____ Recorded information

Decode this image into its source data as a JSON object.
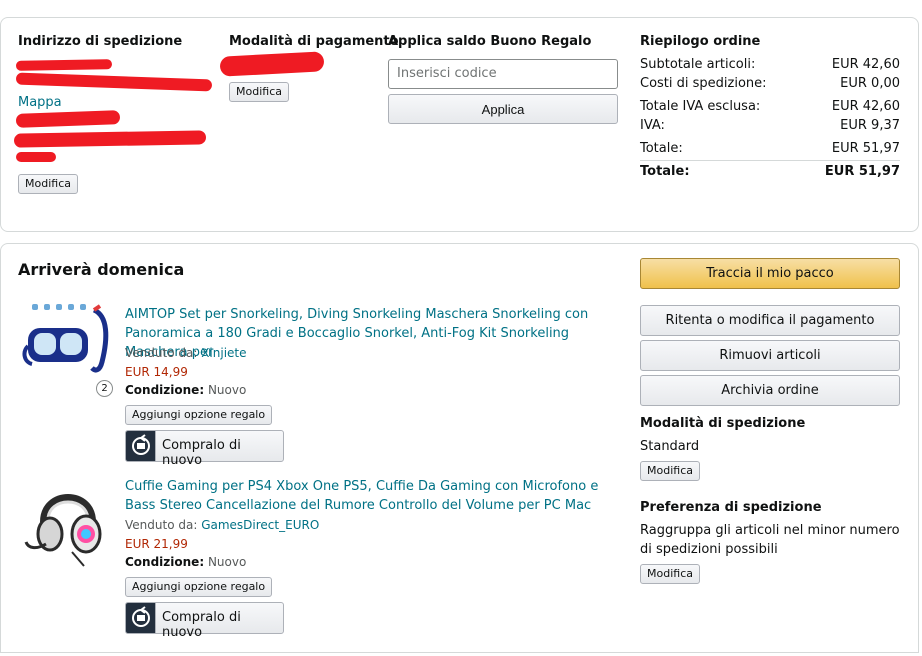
{
  "shipping": {
    "heading": "Indirizzo di spedizione",
    "map_link": "Mappa",
    "edit_label": "Modifica"
  },
  "payment": {
    "heading": "Modalità di pagamento",
    "edit_label": "Modifica"
  },
  "gift": {
    "heading": "Applica saldo Buono Regalo",
    "placeholder": "Inserisci codice",
    "apply_label": "Applica"
  },
  "summary": {
    "heading": "Riepilogo ordine",
    "rows": [
      {
        "label": "Subtotale articoli:",
        "value": "EUR 42,60"
      },
      {
        "label": "Costi di spedizione:",
        "value": "EUR 0,00"
      },
      {
        "label": "Totale IVA esclusa:",
        "value": "EUR 42,60"
      },
      {
        "label": "IVA:",
        "value": "EUR 9,37"
      },
      {
        "label": "Totale:",
        "value": "EUR 51,97"
      },
      {
        "label": "Totale:",
        "value": "EUR 51,97"
      }
    ]
  },
  "shipment": {
    "arrival": "Arriverà domenica",
    "items": [
      {
        "title": "AIMTOP Set per Snorkeling, Diving Snorkeling Maschera Snorkeling con Panoramica a 180 Gradi e Boccaglio Snorkel, Anti-Fog Kit Snorkeling Maschera per",
        "sold_by_label": "Venduto da:",
        "seller": "Xinjiete",
        "price": "EUR 14,99",
        "condition_label": "Condizione:",
        "condition": "Nuovo",
        "quantity": "2",
        "gift_label": "Aggiungi opzione regalo",
        "buy_again_label": "Compralo di nuovo"
      },
      {
        "title": "Cuffie Gaming per PS4 Xbox One PS5, Cuffie Da Gaming con Microfono e Bass Stereo Cancellazione del Rumore Controllo del Volume per PC Mac",
        "sold_by_label": "Venduto da:",
        "seller": "GamesDirect_EURO",
        "price": "EUR 21,99",
        "condition_label": "Condizione:",
        "condition": "Nuovo",
        "gift_label": "Aggiungi opzione regalo",
        "buy_again_label": "Compralo di nuovo"
      }
    ]
  },
  "actions": {
    "track": "Traccia il mio pacco",
    "retry_payment": "Ritenta o modifica il pagamento",
    "remove": "Rimuovi articoli",
    "archive": "Archivia ordine"
  },
  "shipping_method": {
    "heading": "Modalità di spedizione",
    "value": "Standard",
    "edit_label": "Modifica"
  },
  "shipping_pref": {
    "heading": "Preferenza di spedizione",
    "value": "Raggruppa gli articoli nel minor numero di spedizioni possibili",
    "edit_label": "Modifica"
  },
  "colors": {
    "link": "#007185",
    "price": "#b12704",
    "track_button": "#f0c14b",
    "redaction": "#ef1b23"
  }
}
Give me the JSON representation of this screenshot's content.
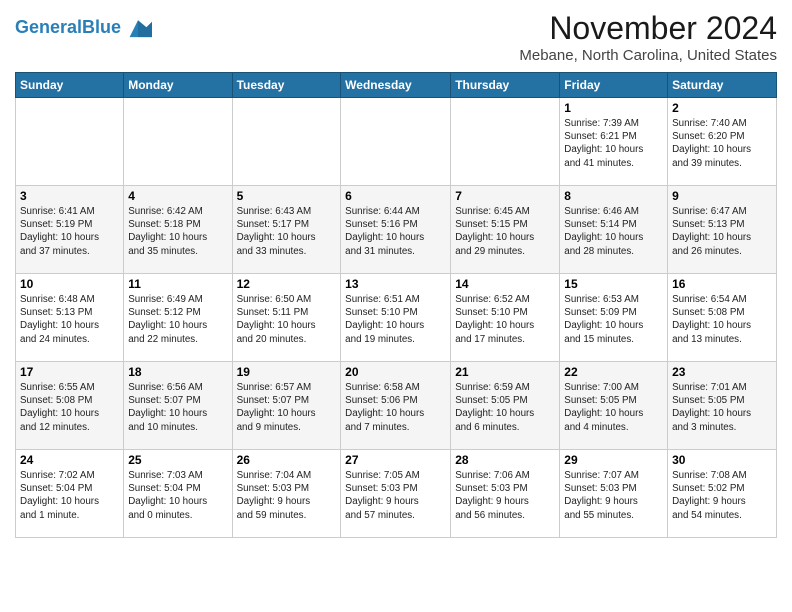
{
  "header": {
    "logo_line1": "General",
    "logo_line2": "Blue",
    "month_title": "November 2024",
    "location": "Mebane, North Carolina, United States"
  },
  "columns": [
    "Sunday",
    "Monday",
    "Tuesday",
    "Wednesday",
    "Thursday",
    "Friday",
    "Saturday"
  ],
  "weeks": [
    [
      {
        "day": "",
        "info": ""
      },
      {
        "day": "",
        "info": ""
      },
      {
        "day": "",
        "info": ""
      },
      {
        "day": "",
        "info": ""
      },
      {
        "day": "",
        "info": ""
      },
      {
        "day": "1",
        "info": "Sunrise: 7:39 AM\nSunset: 6:21 PM\nDaylight: 10 hours\nand 41 minutes."
      },
      {
        "day": "2",
        "info": "Sunrise: 7:40 AM\nSunset: 6:20 PM\nDaylight: 10 hours\nand 39 minutes."
      }
    ],
    [
      {
        "day": "3",
        "info": "Sunrise: 6:41 AM\nSunset: 5:19 PM\nDaylight: 10 hours\nand 37 minutes."
      },
      {
        "day": "4",
        "info": "Sunrise: 6:42 AM\nSunset: 5:18 PM\nDaylight: 10 hours\nand 35 minutes."
      },
      {
        "day": "5",
        "info": "Sunrise: 6:43 AM\nSunset: 5:17 PM\nDaylight: 10 hours\nand 33 minutes."
      },
      {
        "day": "6",
        "info": "Sunrise: 6:44 AM\nSunset: 5:16 PM\nDaylight: 10 hours\nand 31 minutes."
      },
      {
        "day": "7",
        "info": "Sunrise: 6:45 AM\nSunset: 5:15 PM\nDaylight: 10 hours\nand 29 minutes."
      },
      {
        "day": "8",
        "info": "Sunrise: 6:46 AM\nSunset: 5:14 PM\nDaylight: 10 hours\nand 28 minutes."
      },
      {
        "day": "9",
        "info": "Sunrise: 6:47 AM\nSunset: 5:13 PM\nDaylight: 10 hours\nand 26 minutes."
      }
    ],
    [
      {
        "day": "10",
        "info": "Sunrise: 6:48 AM\nSunset: 5:13 PM\nDaylight: 10 hours\nand 24 minutes."
      },
      {
        "day": "11",
        "info": "Sunrise: 6:49 AM\nSunset: 5:12 PM\nDaylight: 10 hours\nand 22 minutes."
      },
      {
        "day": "12",
        "info": "Sunrise: 6:50 AM\nSunset: 5:11 PM\nDaylight: 10 hours\nand 20 minutes."
      },
      {
        "day": "13",
        "info": "Sunrise: 6:51 AM\nSunset: 5:10 PM\nDaylight: 10 hours\nand 19 minutes."
      },
      {
        "day": "14",
        "info": "Sunrise: 6:52 AM\nSunset: 5:10 PM\nDaylight: 10 hours\nand 17 minutes."
      },
      {
        "day": "15",
        "info": "Sunrise: 6:53 AM\nSunset: 5:09 PM\nDaylight: 10 hours\nand 15 minutes."
      },
      {
        "day": "16",
        "info": "Sunrise: 6:54 AM\nSunset: 5:08 PM\nDaylight: 10 hours\nand 13 minutes."
      }
    ],
    [
      {
        "day": "17",
        "info": "Sunrise: 6:55 AM\nSunset: 5:08 PM\nDaylight: 10 hours\nand 12 minutes."
      },
      {
        "day": "18",
        "info": "Sunrise: 6:56 AM\nSunset: 5:07 PM\nDaylight: 10 hours\nand 10 minutes."
      },
      {
        "day": "19",
        "info": "Sunrise: 6:57 AM\nSunset: 5:07 PM\nDaylight: 10 hours\nand 9 minutes."
      },
      {
        "day": "20",
        "info": "Sunrise: 6:58 AM\nSunset: 5:06 PM\nDaylight: 10 hours\nand 7 minutes."
      },
      {
        "day": "21",
        "info": "Sunrise: 6:59 AM\nSunset: 5:05 PM\nDaylight: 10 hours\nand 6 minutes."
      },
      {
        "day": "22",
        "info": "Sunrise: 7:00 AM\nSunset: 5:05 PM\nDaylight: 10 hours\nand 4 minutes."
      },
      {
        "day": "23",
        "info": "Sunrise: 7:01 AM\nSunset: 5:05 PM\nDaylight: 10 hours\nand 3 minutes."
      }
    ],
    [
      {
        "day": "24",
        "info": "Sunrise: 7:02 AM\nSunset: 5:04 PM\nDaylight: 10 hours\nand 1 minute."
      },
      {
        "day": "25",
        "info": "Sunrise: 7:03 AM\nSunset: 5:04 PM\nDaylight: 10 hours\nand 0 minutes."
      },
      {
        "day": "26",
        "info": "Sunrise: 7:04 AM\nSunset: 5:03 PM\nDaylight: 9 hours\nand 59 minutes."
      },
      {
        "day": "27",
        "info": "Sunrise: 7:05 AM\nSunset: 5:03 PM\nDaylight: 9 hours\nand 57 minutes."
      },
      {
        "day": "28",
        "info": "Sunrise: 7:06 AM\nSunset: 5:03 PM\nDaylight: 9 hours\nand 56 minutes."
      },
      {
        "day": "29",
        "info": "Sunrise: 7:07 AM\nSunset: 5:03 PM\nDaylight: 9 hours\nand 55 minutes."
      },
      {
        "day": "30",
        "info": "Sunrise: 7:08 AM\nSunset: 5:02 PM\nDaylight: 9 hours\nand 54 minutes."
      }
    ]
  ]
}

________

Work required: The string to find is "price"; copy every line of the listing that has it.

Exercise response:
        "price": "EUR 14,99",
        "price": "EUR 21,99",
    "price": "#b12704",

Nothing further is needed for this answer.